  • Feeding smaller meals more frequently helps your horse more easily digest and process the feed. Increasing the amount of a high quality, easily digestible fiber source may be helpful in preventing excess gas and/or constipation.
  • Offer clean, fresh water to keep food moving through your horse’s system. If you’re worried your senior horse is not drinking enough, consider supplementing salt in your horse’s diet to stimulate water consumption. Remember, horses prefer tepid water from 45 to 75 degrees Fahrenheit.

This skinny older horse should put on weight to have an appropriate body condition score.
This horse has a body condition score of <2.

Dental Care

Horses’ teeth continually erupt from the root to compensate for the constant wear from chewing. Teeth elongate, and the incisors begin to angle forward. Molars can develop hooks and sharp points that make chewing and grinding food painful. Uneven wear between teeth can make it even harder to properly chew food for digestion. And in very old horses, the teeth simply wear down and may fall out. You may find molars in your grain bins.

Getting Long in the Tooth

Ideally, your horse has had annual dental exams their whole life. Regular dental care in a horse’s younger years is critical to helping maintain proper dentition as the horse ages. But if your horse didn’t receive dental care, it’s never too late to start. In many cases, older horses with dental attrition benefit from a change in diet that includes less long-stemmed roughage, more chopped or softened feeds and/or the use of a complete feed formulated for equine seniors.

Dental exam on an older horse.

Horses should have a complete oral exam performed at least once a year by a licensed veterinarian.

Signs your horse may need to be seen by a veterinarian include:

  • Dropping grain or hay while chewing
  • Abnormal movement and/or positioning of head and mouth while eating
  • Wadding up hay inside the mouth while chewing or signs of wadded up hay or around the eating areas
  • Loss of appetite for dry feeds
  • Weight loss without loss of appetite
  • Unusual or foul odor to breath or abnormal discharge or blood from the mouth

Horses with poor dentition may also be at increased risk for choke (esophageal obstruction usually containing improperly chewed hay and feed). And once your horse starts losing teeth, he may start to lose weight.

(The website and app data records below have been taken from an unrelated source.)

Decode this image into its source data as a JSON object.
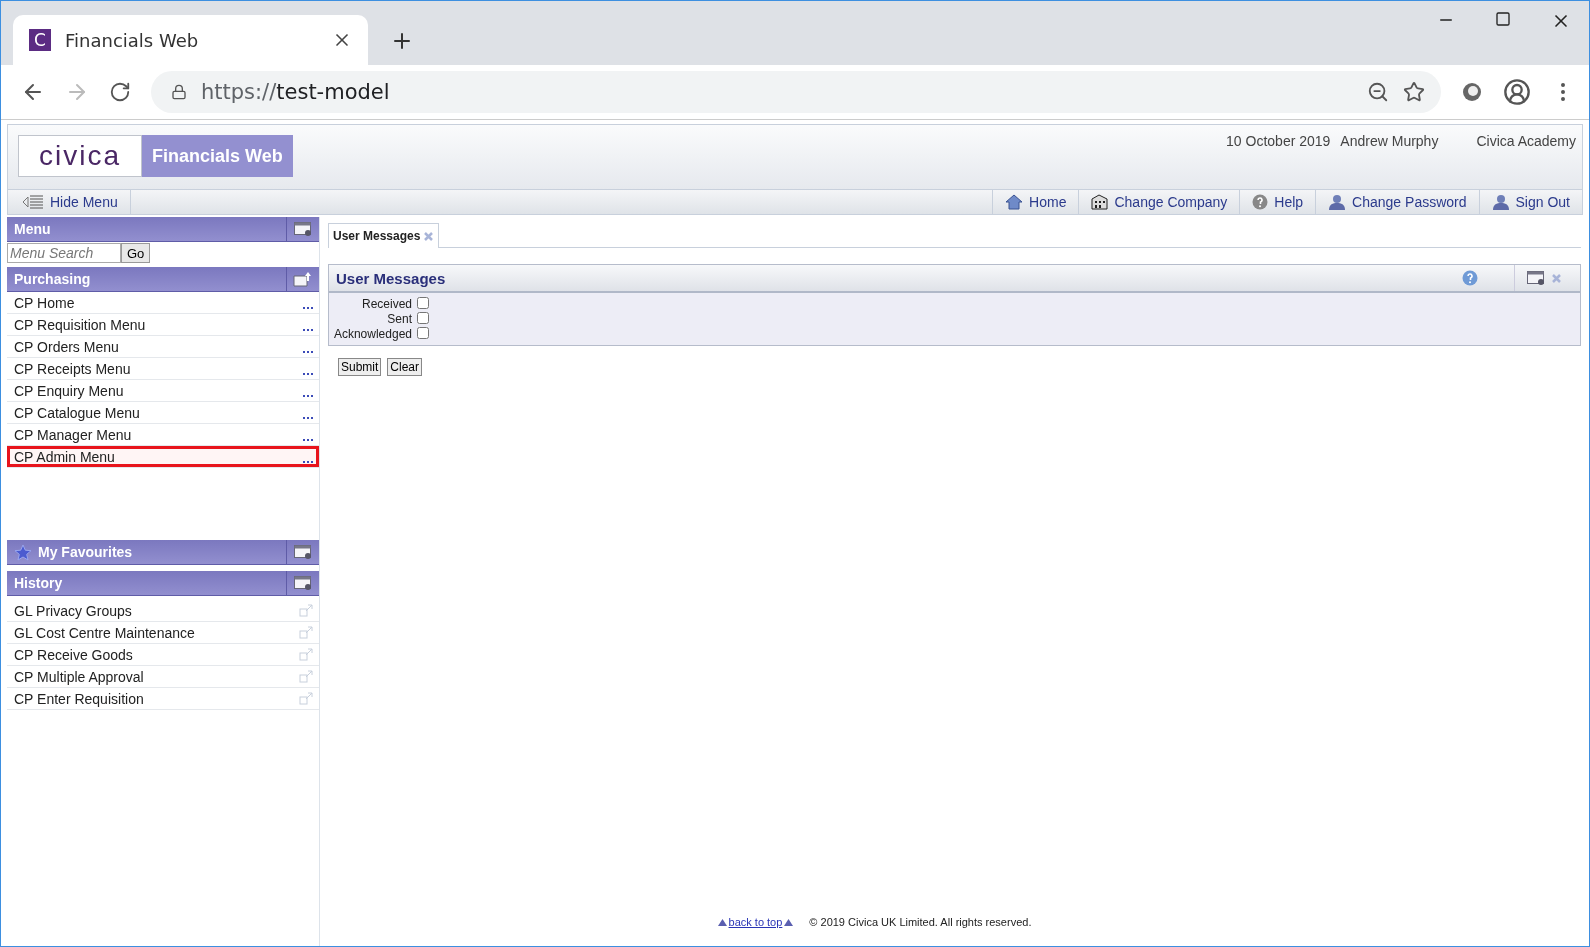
{
  "browser": {
    "favicon_letter": "C",
    "tab_title": "Financials Web",
    "url_scheme": "https://",
    "url_host": "test-model"
  },
  "header": {
    "logo": "civica",
    "product": "Financials Web",
    "date": "10 October 2019",
    "user": "Andrew Murphy",
    "company": "Civica Academy"
  },
  "nav": {
    "hide_menu": "Hide Menu",
    "links": [
      {
        "label": "Home",
        "kind": "home"
      },
      {
        "label": "Change Company",
        "kind": "company"
      },
      {
        "label": "Help",
        "kind": "help"
      },
      {
        "label": "Change Password",
        "kind": "user"
      },
      {
        "label": "Sign Out",
        "kind": "user"
      }
    ]
  },
  "sidebar": {
    "menu_title": "Menu",
    "search_placeholder": "Menu Search",
    "go": "Go",
    "section_title": "Purchasing",
    "items": [
      {
        "label": "CP Home",
        "highlighted": false
      },
      {
        "label": "CP Requisition Menu",
        "highlighted": false
      },
      {
        "label": "CP Orders Menu",
        "highlighted": false
      },
      {
        "label": "CP Receipts Menu",
        "highlighted": false
      },
      {
        "label": "CP Enquiry Menu",
        "highlighted": false
      },
      {
        "label": "CP Catalogue Menu",
        "highlighted": false
      },
      {
        "label": "CP Manager Menu",
        "highlighted": false
      },
      {
        "label": "CP Admin Menu",
        "highlighted": true
      }
    ],
    "favourites_title": "My Favourites",
    "history_title": "History",
    "history": [
      "GL Privacy Groups",
      "GL Cost Centre Maintenance",
      "CP Receive Goods",
      "CP Multiple Approval",
      "CP Enter Requisition"
    ]
  },
  "tabs": [
    {
      "label": "User Messages",
      "selected": true
    }
  ],
  "panel": {
    "title": "User Messages",
    "filters": [
      {
        "label": "Received",
        "checked": false
      },
      {
        "label": "Sent",
        "checked": false
      },
      {
        "label": "Acknowledged",
        "checked": false
      }
    ],
    "buttons": [
      "Submit",
      "Clear"
    ]
  },
  "footer": {
    "back_to_top": "back to top",
    "copyright": "© 2019 Civica UK Limited. All rights reserved."
  }
}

There are many ways to make sure your senior horse still receives complete, proper nutrition to avoid weight loss. This may be achieved through regular dental care and appropriate nutritional care for the age and dentition of the horse. Contact your veterinarian to develop a comprehensive dental and nutritional care plan.

Click here to download the Equine Health Library Senior Horse Dental Records.

Poor dentition in an older horse.

Hoof Care

Routine foot care is critical for the older horse to stay sound and comfortable. Keeping hooves trimmed and balanced can reduce strain on ligaments, tendons and joints as well as improve comfort in horses suffering from various forms of osteoarthritis and/or soft tissue injuries. Routine trimming is recommended at least four to six times per year.

Farrier Care for the Old Horse

You may need to adjust how your farrier trims or shoes your senior horse to make your horse more comfortable.

Here are things to discuss with your farrier:

  • Lots of rest periods. Your senior horse may stiffen quickly from standing and flexing joints. It’s wise to let your horse rest frequently and not ask him to do too much at once.
  • Managing discomfort. Older horses may have trouble with the hammering that accompanies shoeing. Your veterinarian may recommend preventatively dosing with a non-steroidal anti-inflammatory before and/or after the visit to minimize soreness.
  • Try going barefoot. Your senior horse may not have the physical need for shoes if his work level has declined. Talk to your farrier on whether your horse could go barefoot or not.
  • Consider nutrition. As your horse ages, his ability to absorb nutrients declines. If you’re starting to see poorer hoof quality and increase chips and cracks, take a look at your senior horse’s diet.